Future of muni operations hazy after SunTrust and BB&T merge
The municipal bond shops at SunTrust Banks Inc. and BB&T Corp. are far from the center of the banks' massive merger.
The southern regional banks Thursday announced a definitive agreement to combine under a new name in a $66 billion all-stock deal.
The new company will be headquartered in Charlotte, North Carolina, and will open as the sixth-largest U.S. bank based on assets and deposits. The merger is expected to close in the fourth quarter of 2019, subject to customary regulatory approvals and approval by each company’s shareholders.
Both banks have municipal financing operations: SunTrust Robinson Humphrey and BB&T Capital Markets.
BB&T did not respond to a phone call and email seeking comment. SunTrust corporate spokesman Michael McCoy declined to say how the capital divisions will be treated in the merger.
“For now, it remains business as usual, and we look forward to sharing more as we move through the integration process,” McCoy said Thursday.
The massive scale of the combined commercial banks stands in contrast to their municipal bond businesses.
BB&T ranked 29th nationally as managing underwriter in 2018, credited with $1.24 billion in 61 deals, according to Refinitiv. In 2017, the bank ranked 31st as managing underwriter credited with $1.19 billion in 59 deals.
SunTrust Robinson Humphrey ranked 72nd as managing underwriter with $85 million in 10 deals during 2018. It ranked 56th in 2017 with $325.9 million in 15 bond issues.
In 2018, BB&T was the top underwriter of charter school bonds with $740 million in 23 issues, according to a BB&T bank executive who asked not to be named.
“They have three specialty practices, all high yield,” the executive said, adding that those practices are in the charter school, senior citizen facility, and housing sectors.
In November, BB&T was book-runner on the largest charter bond issue in U.S. history — a $346 million deal for International Leadership of Texas.
“BB&T has a leadership role in the charter school underwriting sector nationally,” said Drew Masterson, financial advisor on the deal for his firm Masterson Advisors. “This merger [with SunTrust] will clearly strengthen and expand their overall footprint.”
On Thursday, House Financial Services Committee Chairwoman Maxine Waters, D-Calif., told American Banker that the proposed BB&T-SunTrust Bank merger raises “many questions” and should be scrutinized by regulators, Congress and the public.
Waters’ statement criticized the bill Trump signed into law in May that provided relief from the Dodd-Frank Act’s regulations, which was targeted at community banks. She called the bill a “broader deregulatory giveaway to large banks that would fuel mergers, accelerate industry consolidation, and make it more difficult for community banks to compete.”

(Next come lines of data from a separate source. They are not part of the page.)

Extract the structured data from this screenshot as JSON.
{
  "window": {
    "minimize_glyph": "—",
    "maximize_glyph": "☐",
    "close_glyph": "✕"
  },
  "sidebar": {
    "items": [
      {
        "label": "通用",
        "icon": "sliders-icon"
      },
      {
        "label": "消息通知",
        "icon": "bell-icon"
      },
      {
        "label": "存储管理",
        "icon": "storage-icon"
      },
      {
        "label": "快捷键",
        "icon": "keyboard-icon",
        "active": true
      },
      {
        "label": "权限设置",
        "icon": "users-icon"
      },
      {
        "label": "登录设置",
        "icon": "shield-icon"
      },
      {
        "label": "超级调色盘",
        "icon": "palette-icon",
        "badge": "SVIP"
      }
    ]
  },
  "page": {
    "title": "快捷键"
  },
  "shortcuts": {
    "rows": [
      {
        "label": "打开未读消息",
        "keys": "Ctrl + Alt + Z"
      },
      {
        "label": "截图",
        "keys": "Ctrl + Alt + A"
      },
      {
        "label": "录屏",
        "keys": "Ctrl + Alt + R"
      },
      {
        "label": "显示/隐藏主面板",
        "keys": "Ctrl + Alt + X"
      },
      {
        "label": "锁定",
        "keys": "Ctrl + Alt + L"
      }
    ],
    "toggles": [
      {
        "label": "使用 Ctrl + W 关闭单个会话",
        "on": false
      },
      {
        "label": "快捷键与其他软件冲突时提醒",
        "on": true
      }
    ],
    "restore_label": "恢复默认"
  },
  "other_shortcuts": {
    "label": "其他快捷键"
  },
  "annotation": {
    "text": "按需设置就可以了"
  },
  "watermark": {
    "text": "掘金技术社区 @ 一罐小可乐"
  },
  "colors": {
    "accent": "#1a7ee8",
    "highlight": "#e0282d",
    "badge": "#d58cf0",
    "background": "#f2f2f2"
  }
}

BB&T is based in Winston-Salem, North Carolina, while SunTrust is headquartered in Atlanta.
When the merger closes, the new bank will have about $442 billion in assets, $301 billion in loans, and $324 billion in deposits serving more than 10 million households in the U.S.
“This is a true merger of equals, combining the best of both companies to create the premier financial institution of the future,” BB&T Chairman and Chief Executive Officer Kelly S. King said in a statement.